Artificial intelligence and education – Why learning data should belong to all of us
Anantha Duraiappah and Dan Shefet discuss whether the growing volume of data gathered by newly ubiquitous learning platforms ought to form part of humanity’s common heritage
The COVID-19 pandemic has transformed our lives in multiple ways. It has alerted us to not just the vulnerabilities of our health systems, but also to how ill-equipped our education systems are to cope with disruptions of this scale.
When the pandemic forced schools to shut down and learners had to completely switch to online learning systems, the transition was anything but smooth.
A long gap
As part of the coordinated global education response to the COVID-19 pandemic, UNESCO, UNICEF and the World Bank conducted the ‘Survey on National Education Responses to COVID-19 school closures‘.
According to this joint report, 108 countries reported missing an average of 47 days of in-person instruction due to school closures. That’s equivalent to approximately one quarter of a regular school year – a long gap in the life of a student.

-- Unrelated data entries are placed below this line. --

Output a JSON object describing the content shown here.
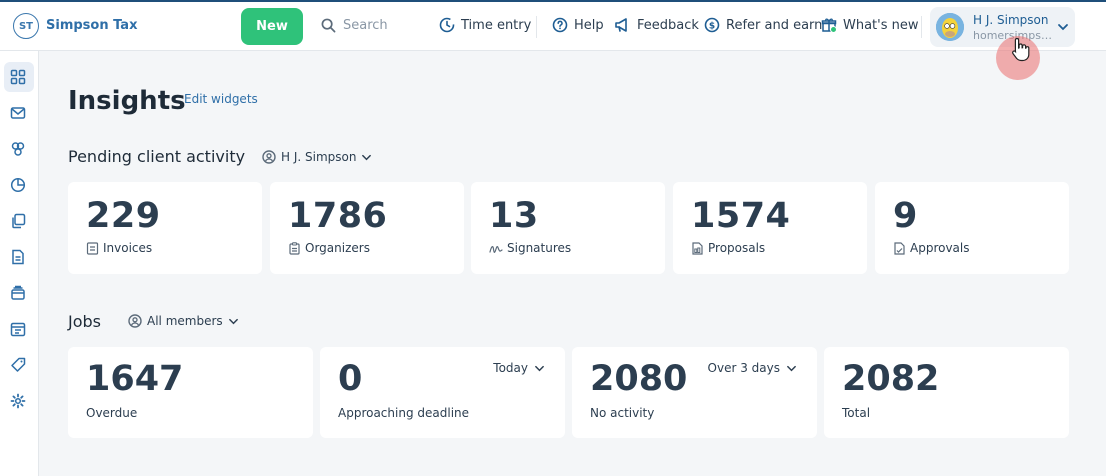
{
  "brand": {
    "logo_text": "ST",
    "name": "Simpson Tax"
  },
  "topbar": {
    "new_label": "New",
    "search_placeholder": "Search",
    "time_entry": "Time entry",
    "help": "Help",
    "feedback": "Feedback",
    "refer": "Refer and earn",
    "whats_new": "What's new",
    "user_name": "H J. Simpson",
    "user_email": "homersimpso…"
  },
  "page": {
    "title": "Insights",
    "edit_widgets": "Edit widgets"
  },
  "pending": {
    "title": "Pending client activity",
    "filter": "H J. Simpson",
    "cards": [
      {
        "value": "229",
        "label": "Invoices"
      },
      {
        "value": "1786",
        "label": "Organizers"
      },
      {
        "value": "13",
        "label": "Signatures"
      },
      {
        "value": "1574",
        "label": "Proposals"
      },
      {
        "value": "9",
        "label": "Approvals"
      }
    ]
  },
  "jobs": {
    "title": "Jobs",
    "filter": "All members",
    "cards": [
      {
        "value": "1647",
        "label": "Overdue"
      },
      {
        "value": "0",
        "label": "Approaching deadline",
        "dropdown": "Today"
      },
      {
        "value": "2080",
        "label": "No activity",
        "dropdown": "Over 3 days"
      },
      {
        "value": "2082",
        "label": "Total"
      }
    ]
  },
  "colors": {
    "accent": "#2f6fa8",
    "new_button": "#2fc27a",
    "background": "#f4f6f8"
  }
}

A rush to implement online learning platforms has been one clear externality to have emerged from the pandemic. Only time will only tell us if this externality will be positive or negative for humanity, but we can tilt it towards it being positive by taking action sooner rather than later.
In this rush to acquire quick fix solutions, governments have allowed private companies to offer online learning platforms, tools and products for free – or at least for the duration of the immediate crisis.

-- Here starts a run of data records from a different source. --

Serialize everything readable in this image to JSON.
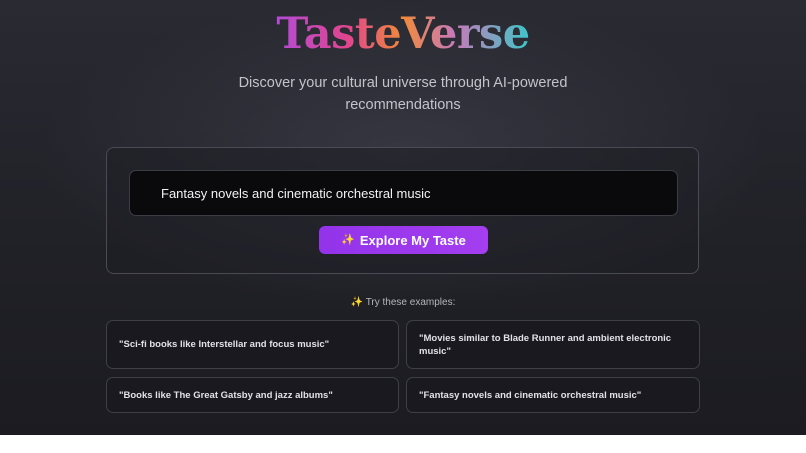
{
  "app": {
    "logo_text": "TasteVerse",
    "subtitle": "Discover your cultural universe through AI-powered recommendations"
  },
  "search": {
    "value": "Fantasy novels and cinematic orchestral music"
  },
  "explore_button": {
    "icon": "sparkle-icon",
    "icon_glyph": "✨",
    "label": "Explore My Taste"
  },
  "examples": {
    "heading_icon": "✨",
    "heading": "Try these examples:",
    "items": [
      {
        "text": "\"Sci-fi books like Interstellar and focus music\""
      },
      {
        "text": "\"Movies similar to Blade Runner and ambient electronic music\""
      },
      {
        "text": "\"Books like The Great Gatsby and jazz albums\""
      },
      {
        "text": "\"Fantasy novels and cinematic orchestral music\""
      }
    ]
  },
  "colors": {
    "background": "#222229",
    "button": "#9333ea",
    "logo_gradient": [
      "#b34bd6",
      "#e0458e",
      "#f08a3a",
      "#3cc7c9"
    ]
  }
}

This has doubtless helped to ensure that many children could continue with their studies and minimise disruption across the wider education system, but at the same time, a number of challenges have emerged.
These range from teacher preparedness and availability of internet access, to suitability of digital content and flexibility among students, to name just a few. All remain ongoing issues that many countries have found themselves grappling with since even before the onset of the COVID-19 crisis.
Who owns the data?
Yet there’s one important issue which to date hasn’t received enough attention – that of data ownership and management.
As students become enrolled on online platforms in ever greater numbers, the data subsequently generated about themselves and how they’re learning is being recorded with little regard to matters of privacy and accountability. The ethics underlying this form of data ownership haven’t been fully discussed or evaluated, with the result that this rush to get learners online – via a host of predominantly privately owned learning platforms – may be sowing the seeds of a wider issue.
In March of 2000, President Clinton announced that the human genome sequence would not be patentable. When the full genome for homo sapiens was eventually sequenced two years later by an international endeavour headed up by The International Human Genome Sequencing Consortium – involving more than 20 research institutions spread across the US, UK, France, Japan and China – the fruits of their labours couldn’t be appropriated by private interests. Instead, the resulting knowledge belonged to all of humanity – a commons, like the air we breathe.
It’s for this reason that UNESCO, in its Universal Declaration on the Human Genome and Human Rights, acknowledged that, “The human genome underlies the fundamental unity of all members of the human family, as well as the recognition of their inherent dignity and diversity. In a symbolic sense, it is the heritage of humanity … The human genome in its natural state shall not give rise to financial gains.‘
An indespensible commodity
The same set of considerations should now be applied to human data, and particularly that information collected on human behaviour with regards to education. Should such data be seen as part of humankind’s common heritage?
It’s a question that’s become increasingly urgent, given how ‘human data’ has become such an indispensable commodity in the development of artificial intelligence. Controlling the supply of this commodity effectively amounts to controlling the AIs that emerge from it.
Perhaps the question we should really be asking is whether AI for education should be a common heritage of humankind. If so, then the human data it draws upon must inevitably form part of the commons too.
The power of the AI-driven algorithms depend upon the quality and quantity of data they’re built upon. Pooling this data could bring about efficiencies that help the end users of those services, while also pushing corporations to continuously improve their algorithms to better capture the growing market of individualised learning.
No time for complacency
If we wish to prevent this potentially ground-breaking and disruptive technology from resting in the hands of a few corporations when it comes to applications within the education sector, then what we require is an international treaty that designates a custodian for such data.
A special purpose organisation could oversee and manage such data – one modelled on ICANNS’s (Internet Corporation for Assigned Names and Numbers) stakeholder structure, but with the key difference that this new body be multilateral and multi-stakeholder.
Of course, we’re in a crisis now, and establishing such a body would be a time-consuming process, but there’s no time for complacency. Rather than waiting for the privacy crisis to happen, we should start work immediately.
What we must do now is ensure that all private data collected via privately owned learning platforms – both during the crisis and afterwards – be purged their owners on a weekly basis, and the identities of their users be made anonymous until a suitable international agreement can be put in place.
Anantha Duraiappah is director of the UNESCO Mahatma Gandhi Institute of Education for Peace and Sustainable Development; Dan Shefet is a lawyer at the Paris Court of Appeal